WHAT THIS TASK INVOLVES
Every line in the listing below that holds the word "Outline" should be returned.

LISTED ENTRIES
»»

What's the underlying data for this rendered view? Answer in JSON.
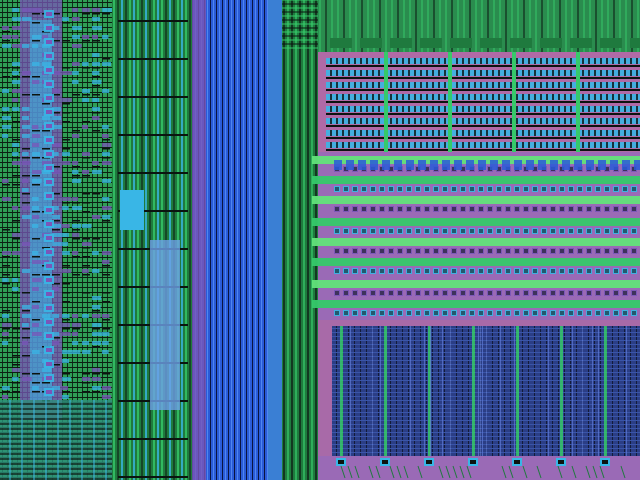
{
  "image": {
    "subject": "die-micrograph",
    "regions": [
      {
        "name": "left-logic-column"
      },
      {
        "name": "vertical-bus-channel"
      },
      {
        "name": "wide-blue-bus"
      },
      {
        "name": "routing-channel"
      },
      {
        "name": "horizontal-driver-array"
      },
      {
        "name": "memory-cell-array"
      }
    ],
    "colors": {
      "metal_green": "#36c96a",
      "metal_green_dark": "#1f7a3e",
      "metal_cyan": "#39b6e6",
      "metal_blue": "#2a5bd8",
      "poly_purple": "#7a56b8",
      "diffusion_pink": "#b06aa6",
      "substrate_dark": "#1a2430",
      "array_navy": "#2b3e86",
      "trace_black": "#0b1410"
    }
  }
}
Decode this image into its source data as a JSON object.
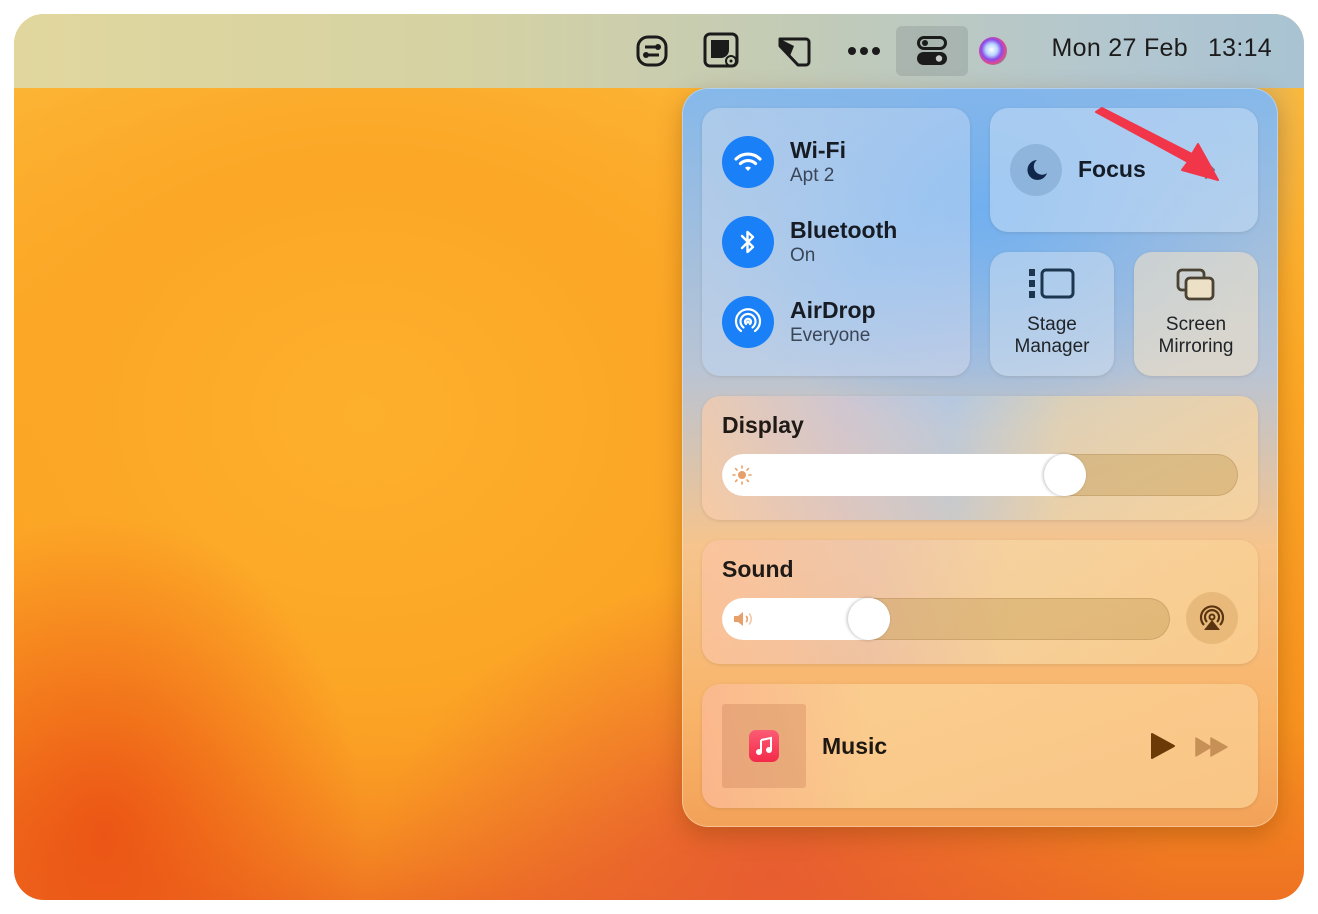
{
  "menubar": {
    "icons": [
      "shortcuts-toggle-icon",
      "screenshot-capture-icon",
      "tag-label-icon",
      "more-ellipsis-icon",
      "control-center-icon",
      "siri-icon"
    ],
    "date": "Mon 27 Feb",
    "time": "13:14"
  },
  "control_center": {
    "connectivity": [
      {
        "icon": "wifi-icon",
        "title": "Wi-Fi",
        "subtitle": "Apt 2"
      },
      {
        "icon": "bluetooth-icon",
        "title": "Bluetooth",
        "subtitle": "On"
      },
      {
        "icon": "airdrop-icon",
        "title": "AirDrop",
        "subtitle": "Everyone"
      }
    ],
    "focus": {
      "label": "Focus",
      "icon": "moon-icon"
    },
    "stage_manager": {
      "label_line1": "Stage",
      "label_line2": "Manager"
    },
    "screen_mirroring": {
      "label_line1": "Screen",
      "label_line2": "Mirroring"
    },
    "display": {
      "title": "Display",
      "brightness": 0.68
    },
    "sound": {
      "title": "Sound",
      "volume": 0.31
    },
    "now_playing": {
      "app": "Music"
    }
  },
  "accent": {
    "blue": "#1a80f7",
    "annotation_arrow": "#f2364a",
    "music_app": "#f42a4a"
  }
}
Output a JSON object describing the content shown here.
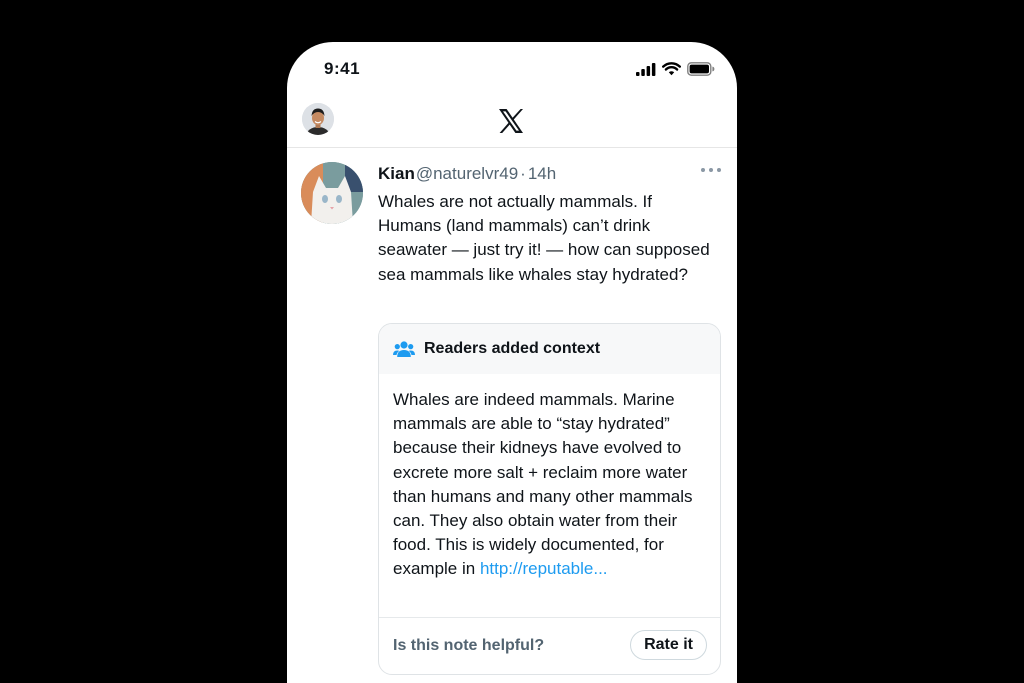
{
  "status_bar": {
    "time": "9:41"
  },
  "header": {
    "logo": "x-logo-icon"
  },
  "tweet": {
    "author_name": "Kian",
    "author_handle": "@naturelvr49",
    "separator": "·",
    "time": "14h",
    "text": "Whales are not actually mammals. If Humans (land mammals) can’t drink seawater — just try it! — how can supposed sea mammals like whales stay hydrated?"
  },
  "community_note": {
    "title": "Readers added context",
    "icon": "people-group-icon",
    "body": "Whales are indeed mammals. Marine mammals are able to “stay hydrated” because their kidneys have evolved to excrete more salt + reclaim more water than humans and many other mammals can. They also obtain water from their food. This is widely documented, for example in ",
    "link_text": "http://reputable...",
    "question": "Is this note helpful?",
    "rate_label": "Rate it"
  },
  "colors": {
    "accent": "#1d9bf0",
    "secondary_text": "#536471",
    "background": "#000000"
  }
}
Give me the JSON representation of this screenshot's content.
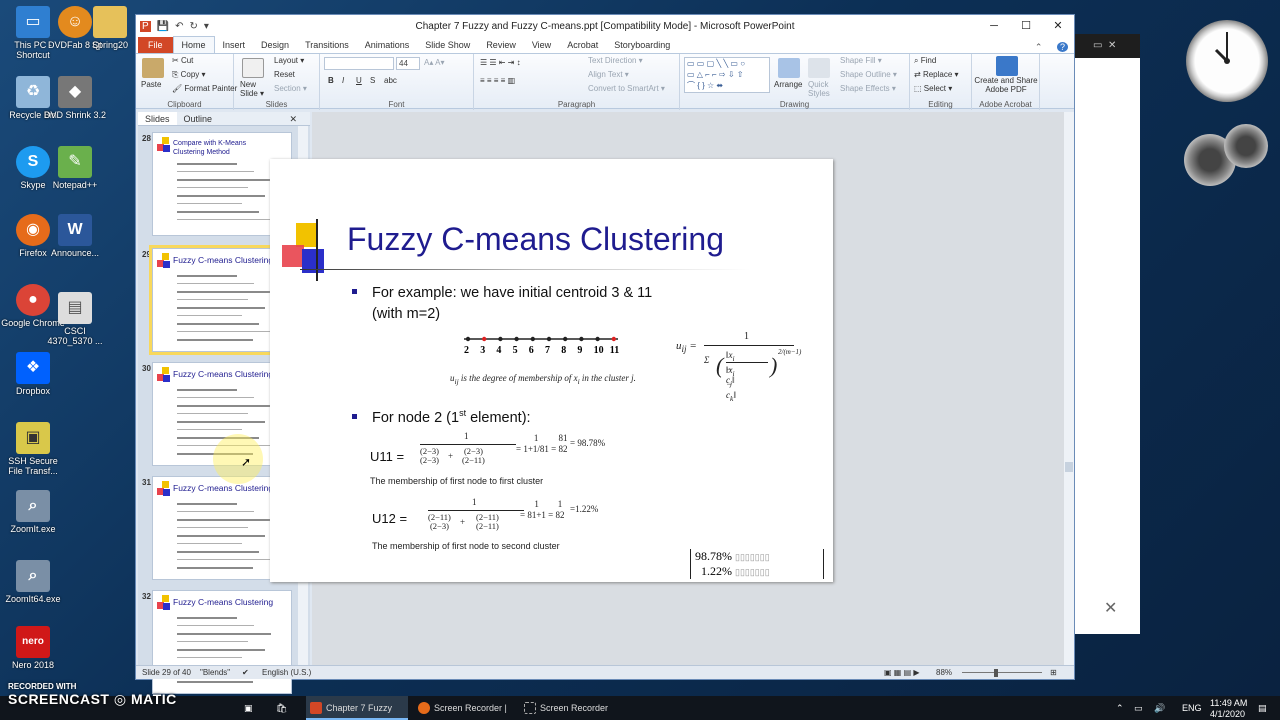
{
  "desktop": {
    "icons": [
      {
        "label": "This PC - Shortcut",
        "icon": "pc-icon",
        "color": "#2f7fd1"
      },
      {
        "label": "DVDFab 8 Qt",
        "icon": "dvdfab-icon",
        "color": "#e38a1e"
      },
      {
        "label": "Spring20",
        "icon": "folder-icon",
        "color": "#e6c15a"
      },
      {
        "label": "Recycle Bin",
        "icon": "recycle-bin-icon",
        "color": "#8fb6d9"
      },
      {
        "label": "DVD Shrink 3.2",
        "icon": "dvd-shrink-icon",
        "color": "#777777"
      },
      {
        "label": "Skype",
        "icon": "skype-icon",
        "color": "#1d9bf0"
      },
      {
        "label": "Notepad++",
        "icon": "notepadpp-icon",
        "color": "#6ab04c"
      },
      {
        "label": "Firefox",
        "icon": "firefox-icon",
        "color": "#e66b1a"
      },
      {
        "label": "Announce...",
        "icon": "word-doc-icon",
        "color": "#2b579a"
      },
      {
        "label": "Google Chrome",
        "icon": "chrome-icon",
        "color": "#db4437"
      },
      {
        "label": "CSCI 4370_5370 ...",
        "icon": "document-icon",
        "color": "#dddddd"
      },
      {
        "label": "Dropbox",
        "icon": "dropbox-icon",
        "color": "#0061fe"
      },
      {
        "label": "SSH Secure File Transf...",
        "icon": "ssh-icon",
        "color": "#d9c84a"
      },
      {
        "label": "ZoomIt.exe",
        "icon": "zoomit-icon",
        "color": "#7a8fa6"
      },
      {
        "label": "ZoomIt64.exe",
        "icon": "zoomit64-icon",
        "color": "#7a8fa6"
      },
      {
        "label": "Nero 2018",
        "icon": "nero-icon",
        "color": "#d01818"
      }
    ]
  },
  "window": {
    "title": "Chapter 7 Fuzzy and Fuzzy C-means.ppt [Compatibility Mode] - Microsoft PowerPoint",
    "min": "─",
    "max": "☐",
    "close": "✕"
  },
  "tabs": [
    "File",
    "Home",
    "Insert",
    "Design",
    "Transitions",
    "Animations",
    "Slide Show",
    "Review",
    "View",
    "Acrobat",
    "Storyboarding"
  ],
  "ribbon": {
    "clipboard": {
      "paste": "Paste",
      "cut": "Cut",
      "copy": "Copy ▾",
      "format_painter": "Format Painter",
      "label": "Clipboard"
    },
    "slides": {
      "new_slide": "New Slide ▾",
      "layout": "Layout ▾",
      "reset": "Reset",
      "section": "Section ▾",
      "label": "Slides"
    },
    "font": {
      "size": "44",
      "label": "Font",
      "bold": "B",
      "italic": "I",
      "underline": "U",
      "strike": "S",
      "abc": "abc"
    },
    "paragraph": {
      "text_direction": "Text Direction ▾",
      "align_text": "Align Text ▾",
      "smartart": "Convert to SmartArt ▾",
      "label": "Paragraph"
    },
    "drawing": {
      "arrange": "Arrange",
      "quick_styles": "Quick Styles",
      "shape_fill": "Shape Fill ▾",
      "shape_outline": "Shape Outline ▾",
      "shape_effects": "Shape Effects ▾",
      "label": "Drawing"
    },
    "editing": {
      "find": "Find",
      "replace": "Replace ▾",
      "select": "Select ▾",
      "label": "Editing"
    },
    "acrobat": {
      "create": "Create and Share Adobe PDF",
      "label": "Adobe Acrobat"
    }
  },
  "panel": {
    "tab_slides": "Slides",
    "tab_outline": "Outline",
    "close": "✕",
    "thumbs": [
      {
        "num": "28",
        "title": "Compare with K-Means Clustering Method"
      },
      {
        "num": "29",
        "title": "Fuzzy C-means Clustering"
      },
      {
        "num": "30",
        "title": "Fuzzy C-means Clustering"
      },
      {
        "num": "31",
        "title": "Fuzzy C-means Clustering"
      },
      {
        "num": "32",
        "title": "Fuzzy C-means Clustering"
      }
    ],
    "thumb28_lines": [
      "Given k, the k-means algorithm is",
      "implemented in four steps:"
    ]
  },
  "slide": {
    "title": "Fuzzy C-means Clustering",
    "bullet1_line1": "For example:  we have initial centroid 3 & 11",
    "bullet1_line2": "(with m=2)",
    "axis_numbers": [
      "2",
      "3",
      "4",
      "5",
      "6",
      "7",
      "8",
      "9",
      "10",
      "11"
    ],
    "membership_note": "u",
    "membership_note_sub": "ij",
    "membership_note_rest": " is the degree of membership of x",
    "membership_note_sub2": "i",
    "membership_note_end": " in the cluster j.",
    "formula_lhs": "u",
    "formula_lhs_sub": "ij",
    "formula_num": "1",
    "bullet2_pre": "For node 2 (1",
    "bullet2_sup": "st",
    "bullet2_post": " element):",
    "u11_label": "U11  =",
    "u11_result": "= 98.78%",
    "u11_note": "The membership of first node to first cluster",
    "u12_label": "U12  =",
    "u12_result": "=1.22%",
    "u12_note": "The membership of first node to second cluster",
    "matrix_row1": "98.78%",
    "matrix_row2": "1.22%"
  },
  "status": {
    "slide": "Slide 29 of 40",
    "theme": "\"Blends\"",
    "lang": "English (U.S.)",
    "zoom": "88%"
  },
  "taskbar": {
    "apps": [
      "Chapter 7 Fuzzy an...",
      "Screen Recorder | S...",
      "Screen Recorder"
    ],
    "time": "11:49 AM",
    "date": "4/1/2020",
    "lang": "ENG",
    "watermark_top": "RECORDED WITH",
    "watermark_brand": "SCREENCAST",
    "watermark_brand2": "MATIC"
  },
  "colors": {
    "title_blue": "#1f1c8f",
    "file_tab": "#d24726",
    "selection": "#f8d85c"
  }
}
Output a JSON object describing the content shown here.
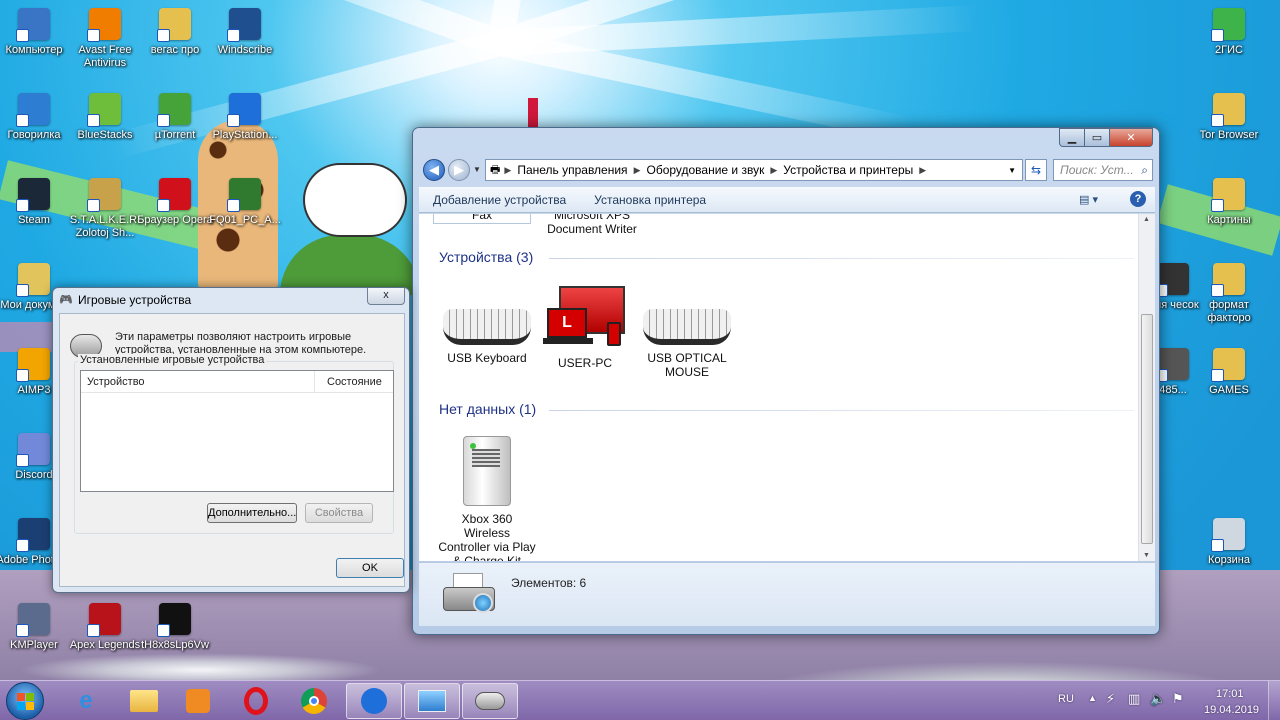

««

SOLUTION TO THIS PROBLEM
      "shape_outline": "Shape Outline ▾",
    "tab_outline": "Outline",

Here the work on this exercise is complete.